Welcome to the 2021-22 Phoenix Suns Season Preview series, starting with individual PLAYER PREVIEWS. We go through the roster, recapping last year and analyzing how they can help the Suns in their upcoming championship push.
The emphasis is different this year. We are no longer laser-focused on the highest upside, or praying for highlight endorphin spikes. Instead, we are looking to how this almost-the-same roster will perform a year older, a year wiser, a year more physically mature.
It’s the burning question of the NBA offseason. Who is going to stop Jae Crowder from reaching the NBA Finals for a third consecutive season?
Forward, 6’6” tall, 235 pounds, 31 years old
The backbone of the Phoenix Suns. The unsung hero. Toughness. Accountability. Culture. He brings it all to the table. Oh, and he can salsa dance.
The Jae Crowder experience™ is a lot of things, but one thing that’s guaranteed is that it’ll never be boring. Everyone should strive to have the confidence he does in his jump shot whether it’s dropping or not.
Even when the shot isn’t falling, he’s still a floor-spacing threat because he does not let a cold start slow him down, and the defense has to respect him. That can hurt the team at times (early in the Lakers series comes to mind) but you have to ride those moments out and embrace what he does in his role because he’s so damn important to the structure of this team on both ends.
10.1 PPG, 4.7 RPG, 2.1 APG, 0.8 SPG, 0.5 BPG on 40/39/76 shooting splits + 57.4 TS%.
Net Rating: +6.3
Overall Grade as an NBA Player: B-
Grade relative to preseason expectations: B-
We are one year into Crowder’s 3 year, $29 million contract that the veteran forward signed coming fresh off a finals run in Miami. He will earn $9.7 million next season, which continues to look like a bargain when browsing the free-agent market.
Consistency on a game-by-game basis.
Offensively, at least. The saying “live by the three, die by the three” can be directly applied to Jae Crowder’s game. When the shot isn’t falling, it can get rough.

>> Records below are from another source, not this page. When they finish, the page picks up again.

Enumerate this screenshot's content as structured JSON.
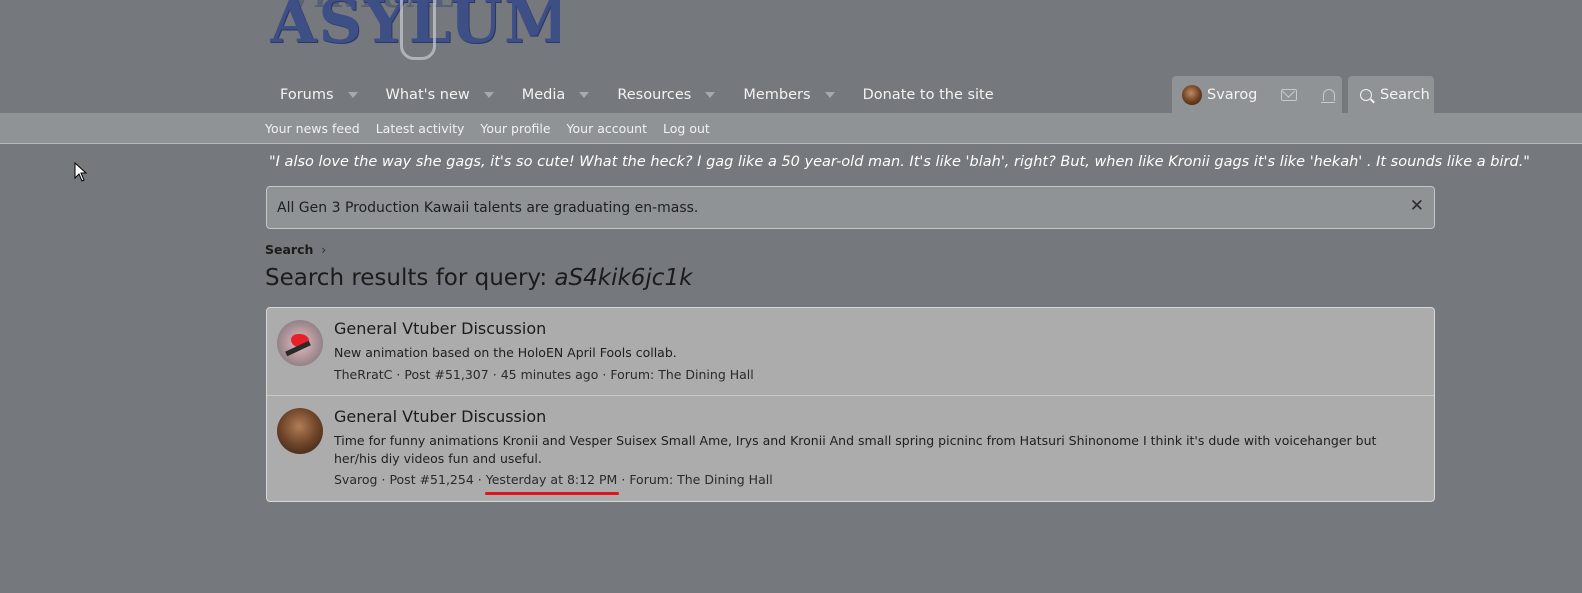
{
  "logo": {
    "text": "ASYLUM",
    "top_text": "VIRTUAL"
  },
  "nav": {
    "items": [
      {
        "label": "Forums",
        "has_dropdown": true
      },
      {
        "label": "What's new",
        "has_dropdown": true
      },
      {
        "label": "Media",
        "has_dropdown": true
      },
      {
        "label": "Resources",
        "has_dropdown": true
      },
      {
        "label": "Members",
        "has_dropdown": true
      },
      {
        "label": "Donate to the site",
        "has_dropdown": false
      }
    ],
    "user_name": "Svarog",
    "search_label": "Search"
  },
  "subnav": {
    "items": [
      "Your news feed",
      "Latest activity",
      "Your profile",
      "Your account",
      "Log out"
    ]
  },
  "quote": "\"I also love the way she gags, it's so cute! What the heck? I gag like a 50 year-old man. It's like 'blah', right? But, when like Kronii gags it's like 'hekah' . It sounds like a bird.\"",
  "notice": {
    "text": "All Gen 3 Production Kawaii talents are graduating en-mass.",
    "close": "✕"
  },
  "breadcrumb": {
    "label": "Search",
    "chevron": "›"
  },
  "page": {
    "title_prefix": "Search results for query: ",
    "query": "aS4kik6jc1k"
  },
  "results": [
    {
      "title": "General Vtuber Discussion",
      "snippet": "New animation based on the HoloEN April Fools collab.",
      "author": "TheRratC",
      "post": "Post #51,307",
      "time": "45 minutes ago",
      "forum": "Forum: The Dining Hall"
    },
    {
      "title": "General Vtuber Discussion",
      "snippet": "Time for funny animations Kronii and Vesper Suisex Small Ame, Irys and Kronii And small spring picninc from Hatsuri Shinonome I think it's dude with voicehanger but her/his diy videos fun and useful.",
      "author": "Svarog",
      "post": "Post #51,254",
      "time": "Yesterday at 8:12 PM",
      "forum": "Forum: The Dining Hall"
    }
  ],
  "meta_separator": "·",
  "colors": {
    "background": "#75787c",
    "nav_active": "#8f9396",
    "highlight_underline": "#e0141e"
  }
}
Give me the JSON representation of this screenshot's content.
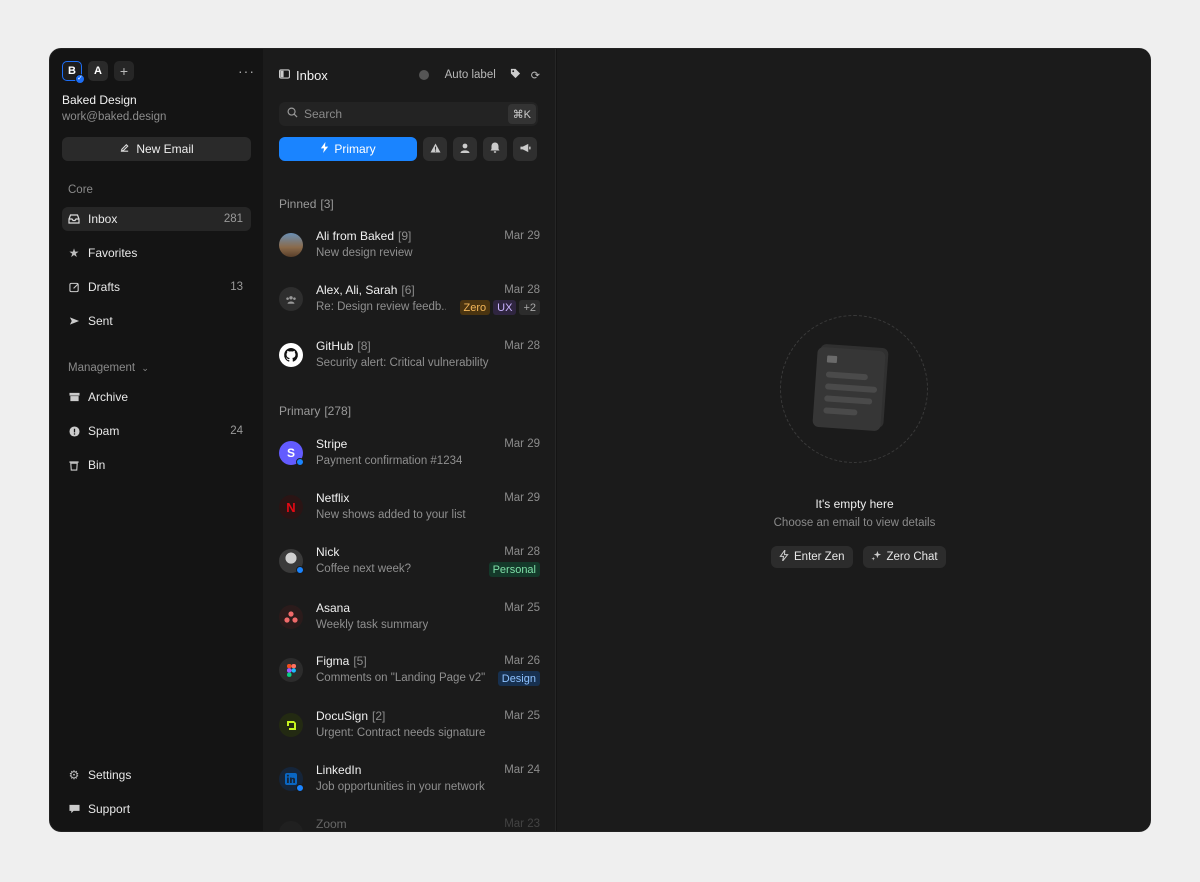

Guarding in space. At times Crowder can struggle to stay in front of quicker wings or guards on switches. His on-ball defense is phenomenal in the interior, but any time he’s on an island against a quicker player he can be exposed from time to time.
Effort. He does not take any plays off.
Attitude. His attitude never wavers, and that’s an important trait for a veteran leader to display on such a young team.
Defense. This goes hand in hand with the effort, but one thing he brings on a consistent basis is that interior toughness and fight on a possession by possession basis.
Passing? Passing. Yes, I caught myself surprised at some of the occasional flashy passes he’d make from time to time. He’s not a playmaker per se, but he’s a ball mover, and in Monty’s 0.5 system it was a seamless fit.
The three-point percentage.
Crowder actually shot on the high-end from long range last season, posting his second-highest three-point percentage of his career. Second only to his time in Boston in 2016 where he shot 39.8% from deep.
He is a career 34.6% three-point shooter and shot 38.9% last season for the Suns. If he can replicate something close to that mark, or even flirt with the 36-38 range throughout the year, that should be sufficient.
Crowder, on a year-to-year basis, is one of the more consistent “know what you’re going to get” type of players, so there aren’t any crazy predictions here.
I do think his starting job will be in jeopardy if Cam Johnson continues to improve, and that will be more of a product of someone else performing well rather than Crowder “losing” his spot. It will likely be matchup dependent when it comes to who “closes” games out, but an interesting storyline to watch nonetheless.
He’s a professional through and through and wants to win, so even if he is “demoted” to the bench I expect him to take it gracefully and to continue to be an integral part of this team’s success.